Directions: Below are some records; reproduce every one of them exactly.
##### Extracted data #####
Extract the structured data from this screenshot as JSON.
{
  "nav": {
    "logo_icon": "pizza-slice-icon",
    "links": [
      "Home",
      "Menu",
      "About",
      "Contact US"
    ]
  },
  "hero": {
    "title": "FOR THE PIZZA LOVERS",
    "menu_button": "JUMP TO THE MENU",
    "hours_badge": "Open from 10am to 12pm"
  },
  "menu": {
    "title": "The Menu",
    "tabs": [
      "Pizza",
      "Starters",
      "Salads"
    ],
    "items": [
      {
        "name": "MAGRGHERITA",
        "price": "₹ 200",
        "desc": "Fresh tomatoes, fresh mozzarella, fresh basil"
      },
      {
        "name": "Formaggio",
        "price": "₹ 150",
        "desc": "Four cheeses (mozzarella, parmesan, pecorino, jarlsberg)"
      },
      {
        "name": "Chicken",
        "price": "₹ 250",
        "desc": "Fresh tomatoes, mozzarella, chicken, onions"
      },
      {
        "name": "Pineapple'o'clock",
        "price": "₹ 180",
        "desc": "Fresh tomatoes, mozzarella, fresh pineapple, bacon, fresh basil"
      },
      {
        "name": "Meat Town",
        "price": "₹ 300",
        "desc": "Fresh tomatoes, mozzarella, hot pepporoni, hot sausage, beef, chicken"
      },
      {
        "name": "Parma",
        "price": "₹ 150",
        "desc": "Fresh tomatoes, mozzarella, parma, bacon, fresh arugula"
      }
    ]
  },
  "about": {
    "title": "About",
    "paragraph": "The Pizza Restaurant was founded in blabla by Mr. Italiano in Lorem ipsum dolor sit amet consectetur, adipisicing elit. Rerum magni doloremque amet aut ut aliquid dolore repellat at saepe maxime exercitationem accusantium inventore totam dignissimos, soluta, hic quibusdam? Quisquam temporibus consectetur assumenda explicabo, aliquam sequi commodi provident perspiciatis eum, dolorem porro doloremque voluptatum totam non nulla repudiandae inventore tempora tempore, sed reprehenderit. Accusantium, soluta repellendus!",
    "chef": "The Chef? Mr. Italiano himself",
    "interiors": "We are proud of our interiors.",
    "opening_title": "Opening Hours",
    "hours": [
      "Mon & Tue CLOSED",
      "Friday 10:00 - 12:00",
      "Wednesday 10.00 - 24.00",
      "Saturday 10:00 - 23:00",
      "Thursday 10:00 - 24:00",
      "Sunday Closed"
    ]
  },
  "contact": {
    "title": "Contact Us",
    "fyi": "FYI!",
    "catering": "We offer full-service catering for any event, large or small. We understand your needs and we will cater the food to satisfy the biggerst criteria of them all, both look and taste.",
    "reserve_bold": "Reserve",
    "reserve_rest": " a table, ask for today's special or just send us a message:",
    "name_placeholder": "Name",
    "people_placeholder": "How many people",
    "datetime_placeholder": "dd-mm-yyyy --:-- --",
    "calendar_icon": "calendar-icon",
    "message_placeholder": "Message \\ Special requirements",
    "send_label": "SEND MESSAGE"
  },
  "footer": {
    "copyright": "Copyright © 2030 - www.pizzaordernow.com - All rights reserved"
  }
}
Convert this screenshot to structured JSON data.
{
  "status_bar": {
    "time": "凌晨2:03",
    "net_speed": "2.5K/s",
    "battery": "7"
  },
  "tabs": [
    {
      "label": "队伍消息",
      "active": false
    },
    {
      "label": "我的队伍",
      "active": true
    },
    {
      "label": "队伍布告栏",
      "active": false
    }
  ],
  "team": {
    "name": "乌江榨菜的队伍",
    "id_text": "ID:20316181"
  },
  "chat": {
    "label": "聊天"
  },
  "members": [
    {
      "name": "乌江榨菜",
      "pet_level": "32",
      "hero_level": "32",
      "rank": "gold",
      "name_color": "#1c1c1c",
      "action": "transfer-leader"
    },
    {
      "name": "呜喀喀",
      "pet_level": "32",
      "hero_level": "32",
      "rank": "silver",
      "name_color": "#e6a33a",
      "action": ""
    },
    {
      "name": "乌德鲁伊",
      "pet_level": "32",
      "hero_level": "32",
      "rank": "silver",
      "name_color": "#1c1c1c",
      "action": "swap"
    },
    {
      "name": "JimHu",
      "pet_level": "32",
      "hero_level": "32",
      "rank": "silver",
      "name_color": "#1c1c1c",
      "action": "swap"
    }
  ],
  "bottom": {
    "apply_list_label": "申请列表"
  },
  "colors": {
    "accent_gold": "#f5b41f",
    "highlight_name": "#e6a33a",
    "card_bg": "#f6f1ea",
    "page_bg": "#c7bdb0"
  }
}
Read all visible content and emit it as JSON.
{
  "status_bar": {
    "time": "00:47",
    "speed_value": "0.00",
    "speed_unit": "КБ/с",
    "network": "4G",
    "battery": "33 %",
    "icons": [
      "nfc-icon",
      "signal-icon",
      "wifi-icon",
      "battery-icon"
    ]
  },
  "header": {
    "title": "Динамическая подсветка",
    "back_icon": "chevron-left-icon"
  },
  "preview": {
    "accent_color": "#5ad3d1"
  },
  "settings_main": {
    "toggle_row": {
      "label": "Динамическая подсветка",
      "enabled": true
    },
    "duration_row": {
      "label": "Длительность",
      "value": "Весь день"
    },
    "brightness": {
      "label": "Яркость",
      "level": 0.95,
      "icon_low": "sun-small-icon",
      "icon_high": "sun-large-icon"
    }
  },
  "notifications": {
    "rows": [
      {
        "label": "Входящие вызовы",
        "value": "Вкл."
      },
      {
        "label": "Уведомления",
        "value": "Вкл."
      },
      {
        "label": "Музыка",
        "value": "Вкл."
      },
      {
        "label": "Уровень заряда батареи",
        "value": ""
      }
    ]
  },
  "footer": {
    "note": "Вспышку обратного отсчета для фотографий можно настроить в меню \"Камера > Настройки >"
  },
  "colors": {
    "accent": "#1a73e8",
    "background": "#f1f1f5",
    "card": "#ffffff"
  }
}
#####
Task output:
Extract the structured data from this screenshot as JSON.
{
  "nav": {
    "logo_icon": "pizza-slice-icon",
    "links": [
      "Home",
      "Menu",
      "About",
      "Contact US"
    ]
  },
  "hero": {
    "title": "FOR THE PIZZA LOVERS",
    "menu_button": "JUMP TO THE MENU",
    "hours_badge": "Open from 10am to 12pm"
  },
  "menu": {
    "title": "The Menu",
    "tabs": [
      "Pizza",
      "Starters",
      "Salads"
    ],
    "items": [
      {
        "name": "MAGRGHERITA",
        "price": "₹ 200",
        "desc": "Fresh tomatoes, fresh mozzarella, fresh basil"
      },
      {
        "name": "Formaggio",
        "price": "₹ 150",
        "desc": "Four cheeses (mozzarella, parmesan, pecorino, jarlsberg)"
      },
      {
        "name": "Chicken",
        "price": "₹ 250",
        "desc": "Fresh tomatoes, mozzarella, chicken, onions"
      },
      {
        "name": "Pineapple'o'clock",
        "price": "₹ 180",
        "desc": "Fresh tomatoes, mozzarella, fresh pineapple, bacon, fresh basil"
      },
      {
        "name": "Meat Town",
        "price": "₹ 300",
        "desc": "Fresh tomatoes, mozzarella, hot pepporoni, hot sausage, beef, chicken"
      },
      {
        "name": "Parma",
        "price": "₹ 150",
        "desc": "Fresh tomatoes, mozzarella, parma, bacon, fresh arugula"
      }
    ]
  },
  "about": {
    "title": "About",
    "paragraph": "The Pizza Restaurant was founded in blabla by Mr. Italiano in Lorem ipsum dolor sit amet consectetur, adipisicing elit. Rerum magni doloremque amet aut ut aliquid dolore repellat at saepe maxime exercitationem accusantium inventore totam dignissimos, soluta, hic quibusdam? Quisquam temporibus consectetur assumenda explicabo, aliquam sequi commodi provident perspiciatis eum, dolorem porro doloremque voluptatum totam non nulla repudiandae inventore tempora tempore, sed reprehenderit. Accusantium, soluta repellendus!",
    "chef": "The Chef? Mr. Italiano himself",
    "interiors": "We are proud of our interiors.",
    "opening_title": "Opening Hours",
    "hours": [
      "Mon & Tue CLOSED",
      "Friday 10:00 - 12:00",
      "Wednesday 10.00 - 24.00",
      "Saturday 10:00 - 23:00",
      "Thursday 10:00 - 24:00",
      "Sunday Closed"
    ]
  },
  "contact": {
    "title": "Contact Us",
    "fyi": "FYI!",
    "catering": "We offer full-service catering for any event, large or small. We understand your needs and we will cater the food to satisfy the biggerst criteria of them all, both look and taste.",
    "reserve_bold": "Reserve",
    "reserve_rest": " a table, ask for today's special or just send us a message:",
    "name_placeholder": "Name",
    "people_placeholder": "How many people",
    "datetime_placeholder": "dd-mm-yyyy --:-- --",
    "calendar_icon": "calendar-icon",
    "message_placeholder": "Message \\ Special requirements",
    "send_label": "SEND MESSAGE"
  },
  "footer": {
    "copyright": "Copyright © 2030 - www.pizzaordernow.com - All rights reserved"
  }
}
Convert this screenshot to structured JSON data.
{
  "status_bar": {
    "time": "凌晨2:03",
    "net_speed": "2.5K/s",
    "battery": "7"
  },
  "tabs": [
    {
      "label": "队伍消息",
      "active": false
    },
    {
      "label": "我的队伍",
      "active": true
    },
    {
      "label": "队伍布告栏",
      "active": false
    }
  ],
  "team": {
    "name": "乌江榨菜的队伍",
    "id_text": "ID:20316181"
  },
  "chat": {
    "label": "聊天"
  },
  "members": [
    {
      "name": "乌江榨菜",
      "pet_level": "32",
      "hero_level": "32",
      "rank": "gold",
      "name_color": "#1c1c1c",
      "action": "transfer-leader"
    },
    {
      "name": "呜喀喀",
      "pet_level": "32",
      "hero_level": "32",
      "rank": "silver",
      "name_color": "#e6a33a",
      "action": ""
    },
    {
      "name": "乌德鲁伊",
      "pet_level": "32",
      "hero_level": "32",
      "rank": "silver",
      "name_color": "#1c1c1c",
      "action": "swap"
    },
    {
      "name": "JimHu",
      "pet_level": "32",
      "hero_level": "32",
      "rank": "silver",
      "name_color": "#1c1c1c",
      "action": "swap"
    }
  ],
  "bottom": {
    "apply_list_label": "申请列表"
  },
  "colors": {
    "accent_gold": "#f5b41f",
    "highlight_name": "#e6a33a",
    "card_bg": "#f6f1ea",
    "page_bg": "#c7bdb0"
  }
}
Read all visible content and emit it as JSON.
{
  "status_bar": {
    "time": "00:47",
    "speed_value": "0.00",
    "speed_unit": "КБ/с",
    "network": "4G",
    "battery": "33 %",
    "icons": [
      "nfc-icon",
      "signal-icon",
      "wifi-icon",
      "battery-icon"
    ]
  },
  "header": {
    "title": "Динамическая подсветка",
    "back_icon": "chevron-left-icon"
  },
  "preview": {
    "accent_color": "#5ad3d1"
  },
  "settings_main": {
    "toggle_row": {
      "label": "Динамическая подсветка",
      "enabled": true
    },
    "duration_row": {
      "label": "Длительность",
      "value": "Весь день"
    },
    "brightness": {
      "label": "Яркость",
      "level": 0.95,
      "icon_low": "sun-small-icon",
      "icon_high": "sun-large-icon"
    }
  },
  "notifications": {
    "rows": [
      {
        "label": "Входящие вызовы",
        "value": "Вкл."
      },
      {
        "label": "Уведомления",
        "value": "Вкл."
      },
      {
        "label": "Музыка",
        "value": "Вкл."
      },
      {
        "label": "Уровень заряда батареи",
        "value": ""
      }
    ]
  },
  "footer": {
    "note": "Вспышку обратного отсчета для фотографий можно настроить в меню \"Камера > Настройки >"
  },
  "colors": {
    "accent": "#1a73e8",
    "background": "#f1f1f5",
    "card": "#ffffff"
  }
}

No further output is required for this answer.